Anticholinesterase

Anticholinesterase

Uses and Action

Anticholinesterase drugs are typically administered during the time when spontaneous recovery from the neuromuscular blockade is occurring so that the effect of the pharmacologic antagonist adds to the rate of spontaneous recovery from the nondepolarizing NMBD. The acetylcholinesterase inhibitors; neostigmine, pyridostigmine, and edrophonium are used to reverse the effects of nondepolarizing muscle relaxants.

Anticholinesterase drugs, such as neostigmine, accelerate the already established pattern of spontaneous recovery at the neuromuscular junction by inhibiting the activity of acetylcholinesterase increase the concentration of acetylcholine at the nerve endings by inhibiting the breakdown of acetylcholine. Increased amounts of ACh in the region of the neuromuscular junction improve the chance that the ACh molecules will bind to the cholinergic receptors. This action alters the balance of the competition between ACh and a nondepolarizing NMBD in favor of the neurotransmitter (ACh) and restores neuromuscular transmission.

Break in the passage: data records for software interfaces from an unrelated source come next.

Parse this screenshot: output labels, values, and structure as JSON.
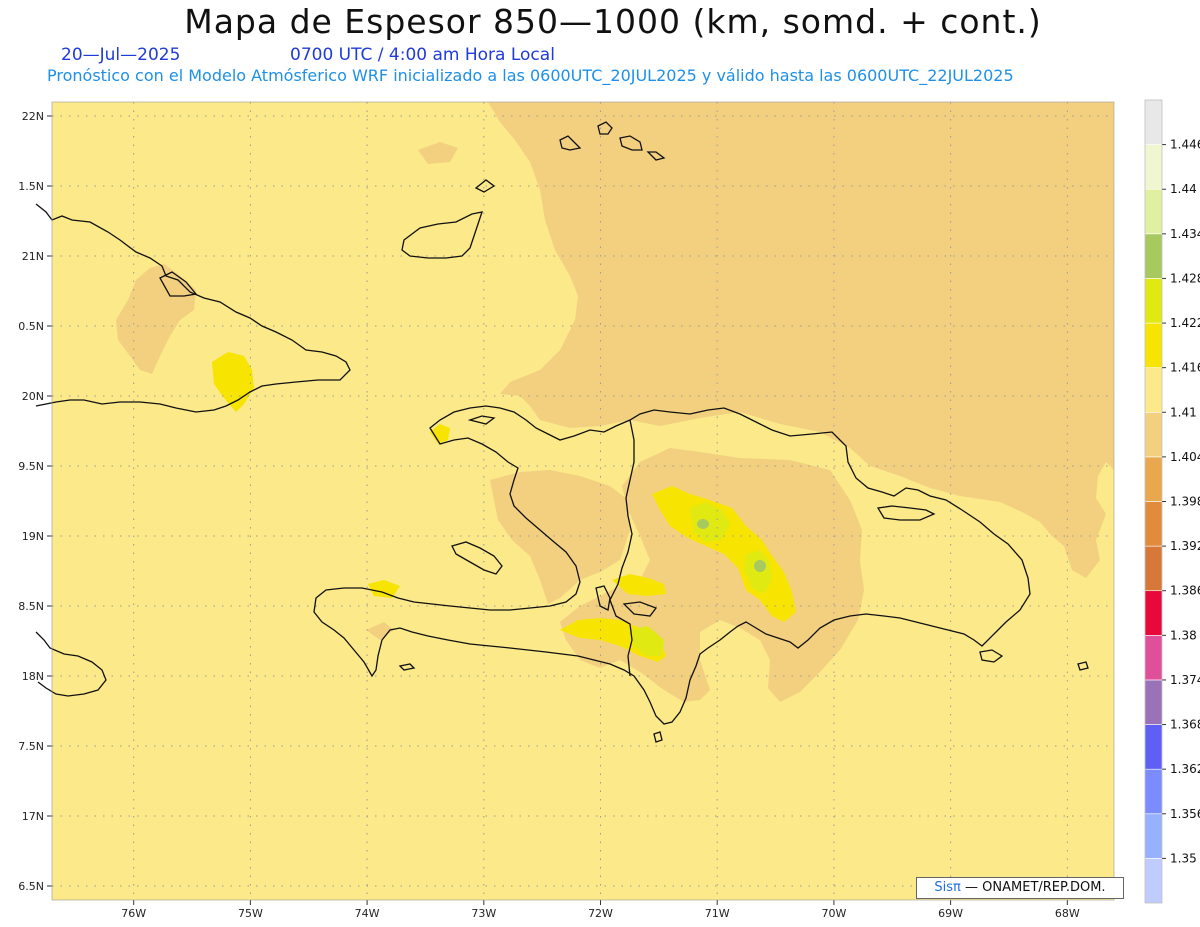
{
  "title": "Mapa de Espesor 850—1000 (km, somd. + cont.)",
  "date": "20—Jul—2025",
  "time": "0700 UTC / 4:00 am Hora Local",
  "model_info": "Pronóstico con el Modelo Atmósferico WRF inicializado a las 0600UTC_20JUL2025 y válido hasta las  0600UTC_22JUL2025",
  "credit": {
    "logo": "Sisπ",
    "text": "— ONAMET/REP.DOM."
  },
  "map": {
    "lon_range": [
      -76.7,
      -67.6
    ],
    "lat_range": [
      16.4,
      22.1
    ],
    "lat_labels": [
      "22N",
      "1.5N",
      "21N",
      "0.5N",
      "20N",
      "9.5N",
      "19N",
      "8.5N",
      "18N",
      "7.5N",
      "17N",
      "6.5N"
    ],
    "lat_values": [
      22,
      21.5,
      21,
      20.5,
      20,
      19.5,
      19,
      18.5,
      18,
      17.5,
      17,
      16.5
    ],
    "lon_labels": [
      "76W",
      "75W",
      "74W",
      "73W",
      "72W",
      "71W",
      "70W",
      "69W",
      "68W"
    ],
    "lon_values": [
      -76,
      -75,
      -74,
      -73,
      -72,
      -71,
      -70,
      -69,
      -68
    ]
  },
  "colorbar": {
    "levels": [
      "1.35",
      "1.356",
      "1.362",
      "1.368",
      "1.374",
      "1.38",
      "1.386",
      "1.392",
      "1.398",
      "1.404",
      "1.41",
      "1.416",
      "1.422",
      "1.428",
      "1.434",
      "1.44",
      "1.446"
    ],
    "colors": [
      "#c0ccff",
      "#96b2ff",
      "#7a8cff",
      "#5f5ff5",
      "#9a72b8",
      "#e0509a",
      "#e8083a",
      "#d87838",
      "#e08c3c",
      "#eaa84e",
      "#f2d080",
      "#fbe98a",
      "#f7e400",
      "#e0ea12",
      "#a8c860",
      "#e0f0a0",
      "#f0f6d0",
      "#e8e8e8"
    ]
  },
  "colors": {
    "base": "#fbe98a",
    "warm": "#f2d080",
    "yellow": "#f7e400",
    "lime": "#e0ea12",
    "green": "#a8c860"
  }
}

Careful consideration must be given to dosing these medications. If an overdose is given, the patient may develop a cholinergic crisis. Symptoms of cholinergic crisis include bradycardia, sweating, nausea, vomiting, bronchospasm, muscle weakness, and even paralysis. Treatment of this condition includes discontinuing the use of the reversal agents and administering atropine in a dose of 10 mcg/kg IV, every 3-5 minutes, until the symptoms stop.

Contraindications to Anticholinesterase

Should not be used in patients with an active case of peritonitis, bowel obstruction, or urinary tract obstruction.

Anticholinergic must be administered with atropine or glycopyrrolate to prevent severe bradycardia or cardiac arrest. Atropine or glycopyrrolate may be combined in the same syringe as neostigmine or pyridostigmine/edrophonium. Alternatively, you can administer atropine or glycopyrrolate first. Anticholinergics should be used cautiously in patients with a history of seizures, asthma, bradycardia, and abnormal heart rhythms.

Anticholinestrase Agents

Neostigmine: Neostigmine is used to reverse the effects of nondepolarizing muscle relaxants. Onset of action is 3 minutes. Duration of action is 40-60 minutes. It must be administered with atropine or severe bradycardia/cardiac arrest may occur. Site of clearance is liver.

Dose of neostigmine: Adults/children: 0.05 mg/kg of neostigmine (maximum dose is 5 mg) mixed with 0.015 mg/kg of atropine or glycopyrrolate 0.01 mg/kg.

Pyridostigmine

It is closely related to neostigmine. Pyridostigmine has a slower onset and longer duration of action when compared to neostigmine. Onset of action is 2-5 minutes. Duration of action is 90 minutes. Sites of clearance are liver and kidneys.

Dose of pyridostigmine: Adults/children: 0.25 mg/kg of pyridostigmine (maximum dose is 30 mg) mixed with 0.015 mg/kg of atropine or 0.01 mg/kg of glycopyrrolate.

Last modified: Wednesday, 16 November 2016, 2:12 PM